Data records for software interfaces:

--

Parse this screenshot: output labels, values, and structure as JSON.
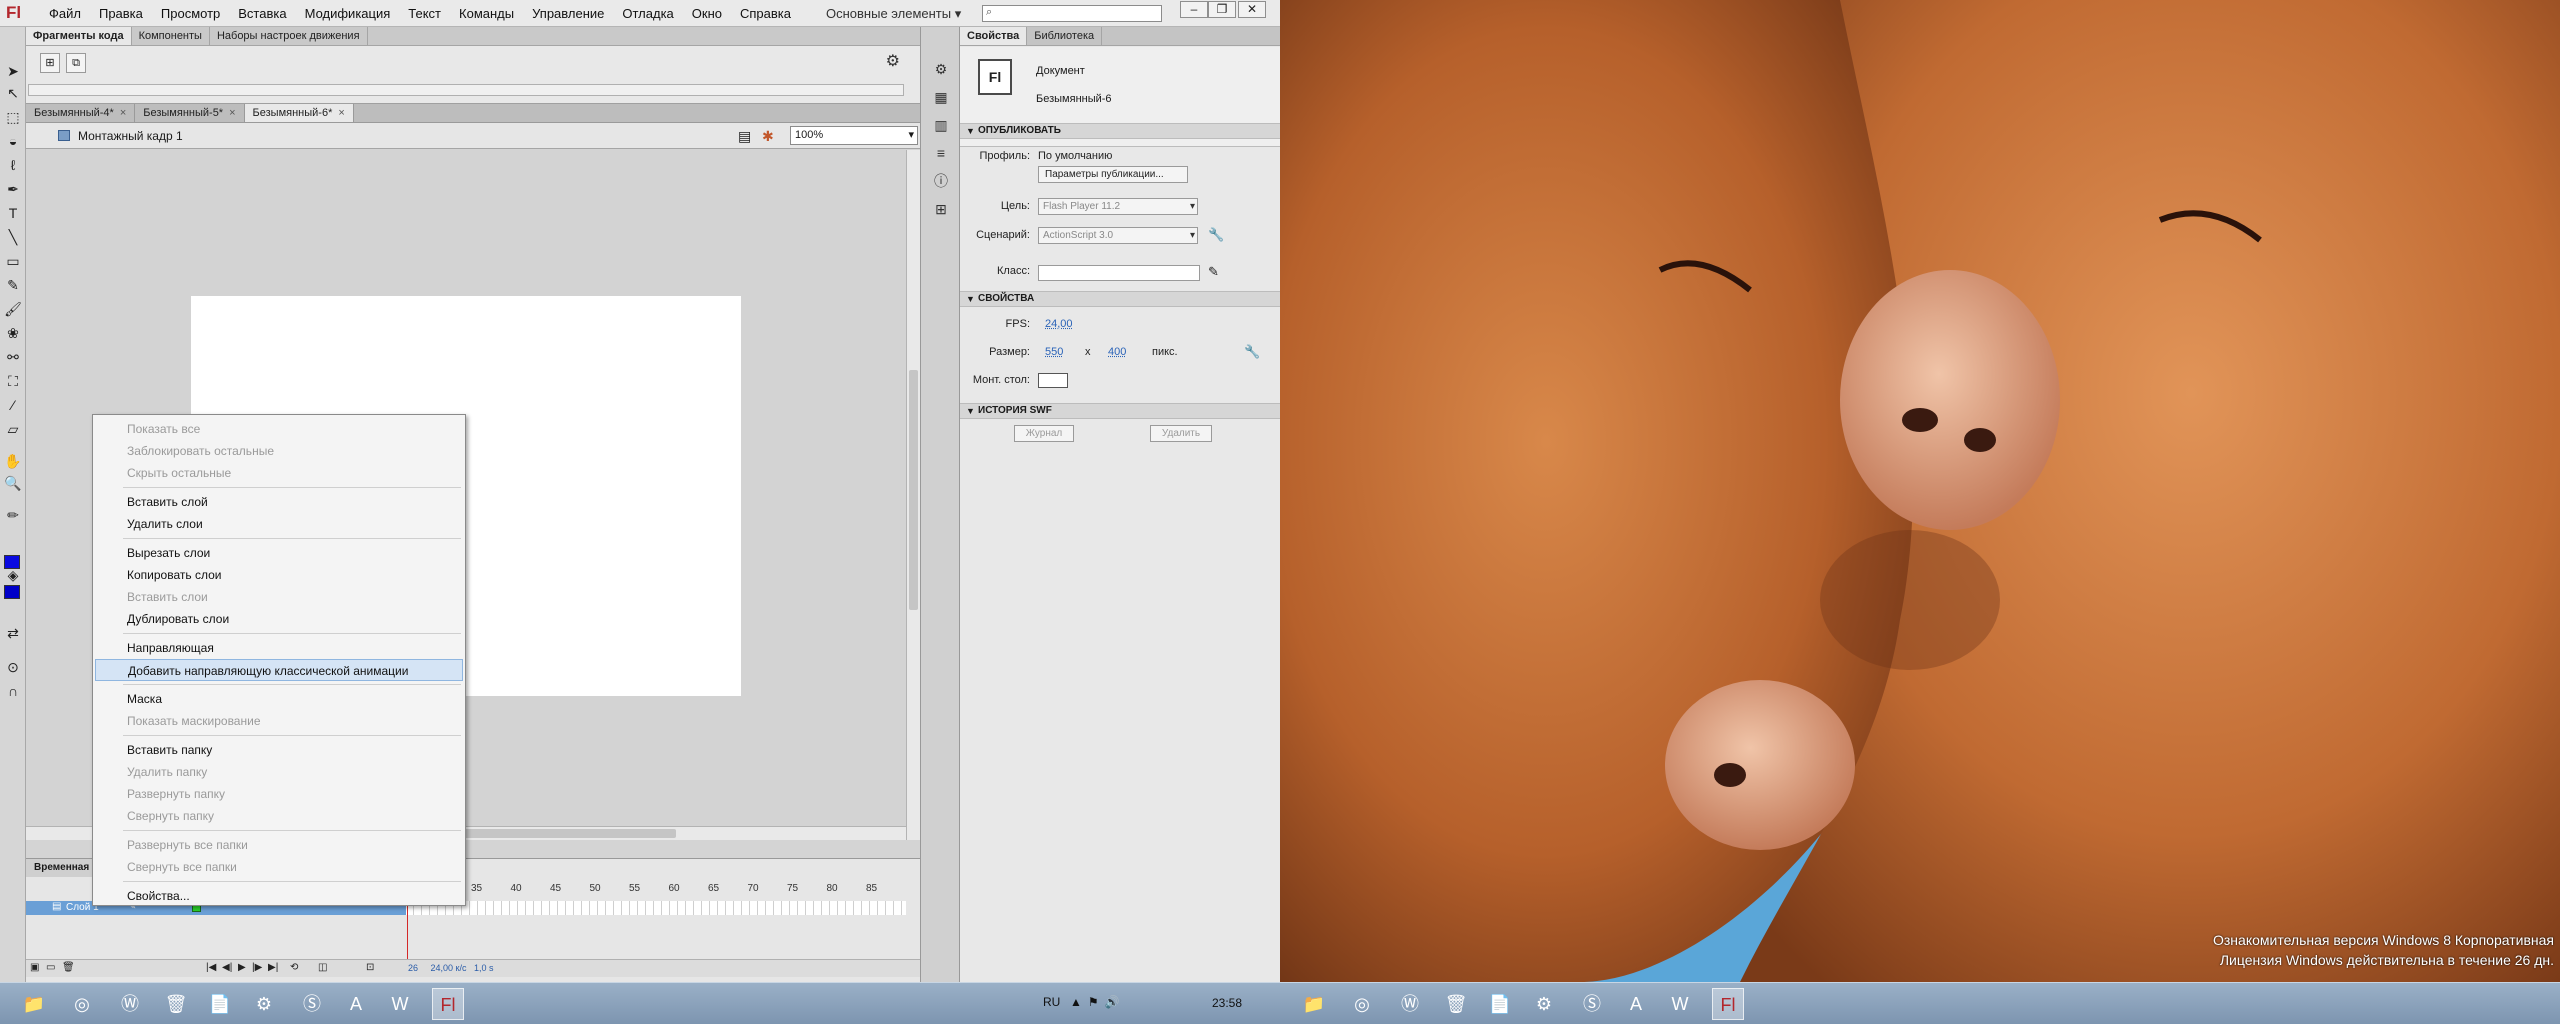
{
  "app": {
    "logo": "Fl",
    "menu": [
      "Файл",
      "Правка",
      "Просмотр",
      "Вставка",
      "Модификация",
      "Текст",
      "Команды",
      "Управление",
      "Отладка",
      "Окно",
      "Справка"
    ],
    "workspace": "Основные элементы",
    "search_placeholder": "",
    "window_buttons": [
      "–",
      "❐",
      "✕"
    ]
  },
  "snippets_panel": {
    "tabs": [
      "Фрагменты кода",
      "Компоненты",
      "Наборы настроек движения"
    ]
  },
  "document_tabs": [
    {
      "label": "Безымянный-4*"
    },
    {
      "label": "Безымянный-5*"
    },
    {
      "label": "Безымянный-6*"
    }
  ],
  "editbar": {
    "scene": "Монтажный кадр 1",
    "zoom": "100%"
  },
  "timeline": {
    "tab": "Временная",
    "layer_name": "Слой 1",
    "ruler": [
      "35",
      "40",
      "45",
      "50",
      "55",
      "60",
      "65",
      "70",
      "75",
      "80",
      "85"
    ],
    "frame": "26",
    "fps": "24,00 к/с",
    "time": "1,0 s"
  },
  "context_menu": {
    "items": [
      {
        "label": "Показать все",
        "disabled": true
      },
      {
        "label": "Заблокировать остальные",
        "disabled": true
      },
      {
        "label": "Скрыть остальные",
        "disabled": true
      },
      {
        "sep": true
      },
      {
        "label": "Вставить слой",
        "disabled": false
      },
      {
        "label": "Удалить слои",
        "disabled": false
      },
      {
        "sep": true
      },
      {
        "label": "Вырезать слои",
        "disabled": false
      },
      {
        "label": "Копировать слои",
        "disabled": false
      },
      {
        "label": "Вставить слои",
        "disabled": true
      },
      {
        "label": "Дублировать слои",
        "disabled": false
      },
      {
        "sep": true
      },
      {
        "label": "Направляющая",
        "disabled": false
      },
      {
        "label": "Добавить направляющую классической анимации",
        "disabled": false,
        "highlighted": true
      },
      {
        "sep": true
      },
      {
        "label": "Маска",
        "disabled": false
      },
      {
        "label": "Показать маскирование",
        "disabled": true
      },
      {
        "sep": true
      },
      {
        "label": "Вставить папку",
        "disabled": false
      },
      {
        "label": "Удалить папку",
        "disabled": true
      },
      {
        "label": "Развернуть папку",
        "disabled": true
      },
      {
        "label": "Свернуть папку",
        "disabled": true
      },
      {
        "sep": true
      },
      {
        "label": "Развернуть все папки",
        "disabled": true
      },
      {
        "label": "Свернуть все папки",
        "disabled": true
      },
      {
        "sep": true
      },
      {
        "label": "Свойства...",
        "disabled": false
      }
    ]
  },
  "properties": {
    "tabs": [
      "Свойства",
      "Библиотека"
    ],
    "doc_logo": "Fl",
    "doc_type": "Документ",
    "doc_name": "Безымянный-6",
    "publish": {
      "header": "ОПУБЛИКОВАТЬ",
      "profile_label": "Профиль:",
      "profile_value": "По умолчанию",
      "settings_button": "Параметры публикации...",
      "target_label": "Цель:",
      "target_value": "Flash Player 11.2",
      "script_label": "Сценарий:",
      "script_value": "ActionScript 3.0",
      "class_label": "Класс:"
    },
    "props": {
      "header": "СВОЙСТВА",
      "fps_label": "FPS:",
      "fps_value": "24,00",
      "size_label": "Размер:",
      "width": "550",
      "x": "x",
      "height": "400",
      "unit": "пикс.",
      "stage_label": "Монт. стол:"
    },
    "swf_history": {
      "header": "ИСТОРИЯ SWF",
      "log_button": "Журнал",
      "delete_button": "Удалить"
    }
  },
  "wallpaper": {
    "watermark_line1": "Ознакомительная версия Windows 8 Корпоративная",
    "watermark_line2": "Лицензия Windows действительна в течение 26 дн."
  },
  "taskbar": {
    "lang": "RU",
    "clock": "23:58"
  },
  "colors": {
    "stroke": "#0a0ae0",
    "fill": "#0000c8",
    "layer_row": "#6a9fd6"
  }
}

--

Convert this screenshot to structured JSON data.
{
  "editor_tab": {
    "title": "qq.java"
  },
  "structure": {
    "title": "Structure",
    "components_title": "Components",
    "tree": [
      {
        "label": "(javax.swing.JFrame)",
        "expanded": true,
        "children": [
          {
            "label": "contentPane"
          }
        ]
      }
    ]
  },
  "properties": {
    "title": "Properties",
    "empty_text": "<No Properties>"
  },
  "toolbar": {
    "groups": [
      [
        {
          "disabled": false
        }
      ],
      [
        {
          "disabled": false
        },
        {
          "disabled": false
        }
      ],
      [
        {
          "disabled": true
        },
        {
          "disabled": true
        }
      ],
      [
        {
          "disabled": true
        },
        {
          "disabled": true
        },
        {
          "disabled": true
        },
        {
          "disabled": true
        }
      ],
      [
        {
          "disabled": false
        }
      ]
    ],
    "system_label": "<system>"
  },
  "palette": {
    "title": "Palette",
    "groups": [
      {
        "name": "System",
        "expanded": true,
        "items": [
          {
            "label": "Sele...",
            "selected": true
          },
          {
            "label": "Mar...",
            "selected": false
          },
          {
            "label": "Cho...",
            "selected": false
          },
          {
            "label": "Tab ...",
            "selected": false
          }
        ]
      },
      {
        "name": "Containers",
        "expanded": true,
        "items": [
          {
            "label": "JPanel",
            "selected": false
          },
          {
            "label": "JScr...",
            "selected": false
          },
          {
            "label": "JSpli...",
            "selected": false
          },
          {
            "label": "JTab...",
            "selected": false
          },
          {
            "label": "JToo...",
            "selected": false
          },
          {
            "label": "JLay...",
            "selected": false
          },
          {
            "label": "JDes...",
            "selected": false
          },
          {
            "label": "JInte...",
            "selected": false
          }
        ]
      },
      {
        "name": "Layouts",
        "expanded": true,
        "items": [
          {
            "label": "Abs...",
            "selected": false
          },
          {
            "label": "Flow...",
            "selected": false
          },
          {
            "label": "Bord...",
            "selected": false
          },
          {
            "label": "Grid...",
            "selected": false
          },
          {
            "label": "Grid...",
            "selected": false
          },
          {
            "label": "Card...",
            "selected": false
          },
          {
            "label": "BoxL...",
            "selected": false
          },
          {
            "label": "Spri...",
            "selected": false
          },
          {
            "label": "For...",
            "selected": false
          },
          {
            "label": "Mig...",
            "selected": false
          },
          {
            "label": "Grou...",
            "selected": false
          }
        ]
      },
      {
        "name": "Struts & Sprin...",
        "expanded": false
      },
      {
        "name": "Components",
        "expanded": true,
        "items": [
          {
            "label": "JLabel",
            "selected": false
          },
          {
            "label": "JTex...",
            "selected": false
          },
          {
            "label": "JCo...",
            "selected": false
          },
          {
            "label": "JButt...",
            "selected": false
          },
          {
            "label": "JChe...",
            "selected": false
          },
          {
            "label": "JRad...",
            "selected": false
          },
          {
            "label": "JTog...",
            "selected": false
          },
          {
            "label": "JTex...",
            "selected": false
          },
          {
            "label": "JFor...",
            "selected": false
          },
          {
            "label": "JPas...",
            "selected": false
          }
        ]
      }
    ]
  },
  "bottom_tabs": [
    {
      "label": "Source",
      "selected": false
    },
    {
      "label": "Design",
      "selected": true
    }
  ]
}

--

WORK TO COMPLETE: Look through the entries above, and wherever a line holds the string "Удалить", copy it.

SOLUTION FOR THIS EXERCISE:
        "label": "Удалить слои",
        "label": "Удалить папку",
      "delete_button": "Удалить"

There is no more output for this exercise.